··· Data ···
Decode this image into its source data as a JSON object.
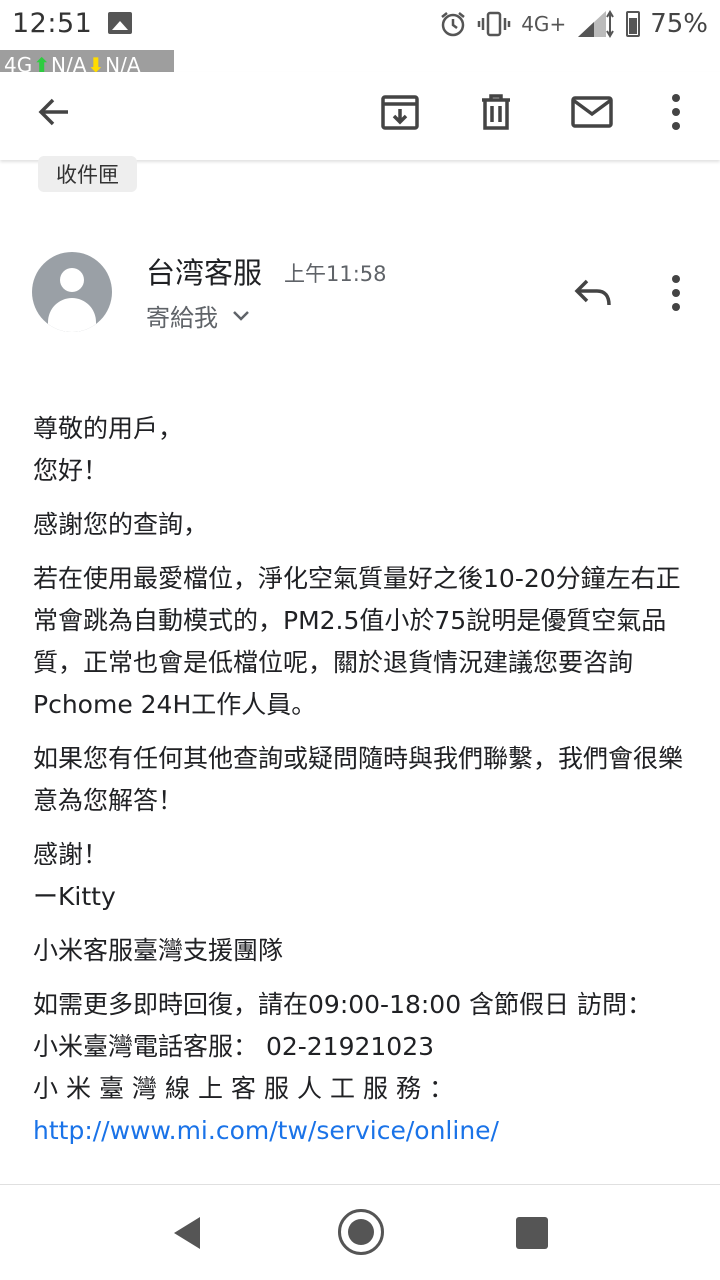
{
  "status_bar": {
    "time": "12:51",
    "network": "4G",
    "network_plus": "+",
    "battery": "75%"
  },
  "net_speed": {
    "network": "4G",
    "up": "N/A",
    "down": "N/A"
  },
  "toolbar": {
    "back_icon": "arrow-left-icon",
    "archive_icon": "archive-icon",
    "delete_icon": "trash-icon",
    "mark_unread_icon": "mail-icon",
    "more_icon": "more-vert-icon"
  },
  "label": "收件匣",
  "message": {
    "sender": "台湾客服",
    "time": "上午11:58",
    "recipient": "寄給我",
    "body": {
      "greeting_1": "尊敬的用戶，",
      "greeting_2": "您好！",
      "thanks": "感謝您的查詢，",
      "para_1": "若在使用最愛檔位，淨化空氣質量好之後10-20分鐘左右正常會跳為自動模式的，PM2.5值小於75說明是優質空氣品質，正常也會是低檔位呢，關於退貨情況建議您要咨詢Pchome 24H工作人員。",
      "para_2": "如果您有任何其他查詢或疑問隨時與我們聯繫，我們會很樂意為您解答！",
      "closing": "感謝！",
      "signature": "ーKitty",
      "team": "小米客服臺灣支援團隊",
      "hours": "如需更多即時回復，請在09:00-18:00 含節假日 訪問：",
      "phone": "小米臺灣電話客服： 02-21921023",
      "online_label": "小米臺灣線上客服人工服務：",
      "online_url": "http://www.mi.com/tw/service/online/"
    }
  },
  "colors": {
    "link": "#1a73e8",
    "avatar": "#9aa0a6",
    "chip": "#eeeeee"
  }
}
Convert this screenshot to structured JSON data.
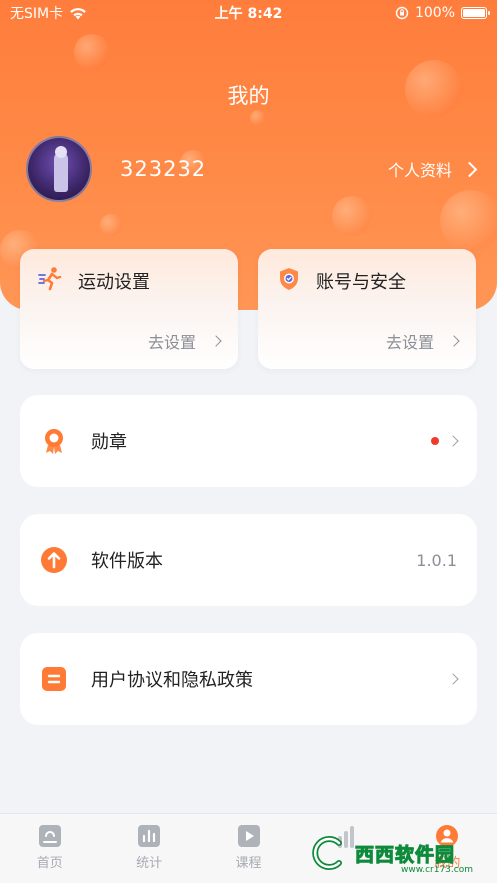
{
  "status_bar": {
    "carrier": "无SIM卡",
    "time": "上午 8:42",
    "battery": "100%"
  },
  "header": {
    "title": "我的",
    "username": "323232",
    "profile_link": "个人资料"
  },
  "quick_cards": [
    {
      "title": "运动设置",
      "action": "去设置",
      "icon": "running-person-icon"
    },
    {
      "title": "账号与安全",
      "action": "去设置",
      "icon": "security-shield-icon"
    }
  ],
  "menu": {
    "badge": {
      "label": "勋章",
      "has_new": true
    },
    "version": {
      "label": "软件版本",
      "value": "1.0.1"
    },
    "agreement": {
      "label": "用户协议和隐私政策"
    }
  },
  "tabbar": {
    "items": [
      {
        "label": "首页",
        "icon": "home-icon",
        "active": false
      },
      {
        "label": "统计",
        "icon": "stats-icon",
        "active": false
      },
      {
        "label": "课程",
        "icon": "play-icon",
        "active": false
      },
      {
        "label": "",
        "icon": "bar-icon",
        "active": false
      },
      {
        "label": "我的",
        "icon": "profile-icon",
        "active": true
      }
    ]
  },
  "watermark": {
    "text": "西西软件园",
    "sub": "www.cr173.com"
  },
  "colors": {
    "accent": "#ff7a35",
    "hero": "#ff8a47",
    "background": "#f1f3f6"
  }
}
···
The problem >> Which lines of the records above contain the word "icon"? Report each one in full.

Task response >>
    "back_icon": "arrow-left-icon",
    "archive_icon": "archive-icon",
    "delete_icon": "trash-icon",
    "mark_unread_icon": "mail-icon",
    "more_icon": "more-vert-icon"
      "icon": "running-person-icon"
      "icon": "security-shield-icon"
        "icon": "home-icon",
        "icon": "stats-icon",
        "icon": "play-icon",
        "icon": "bar-icon",
        "icon": "profile-icon",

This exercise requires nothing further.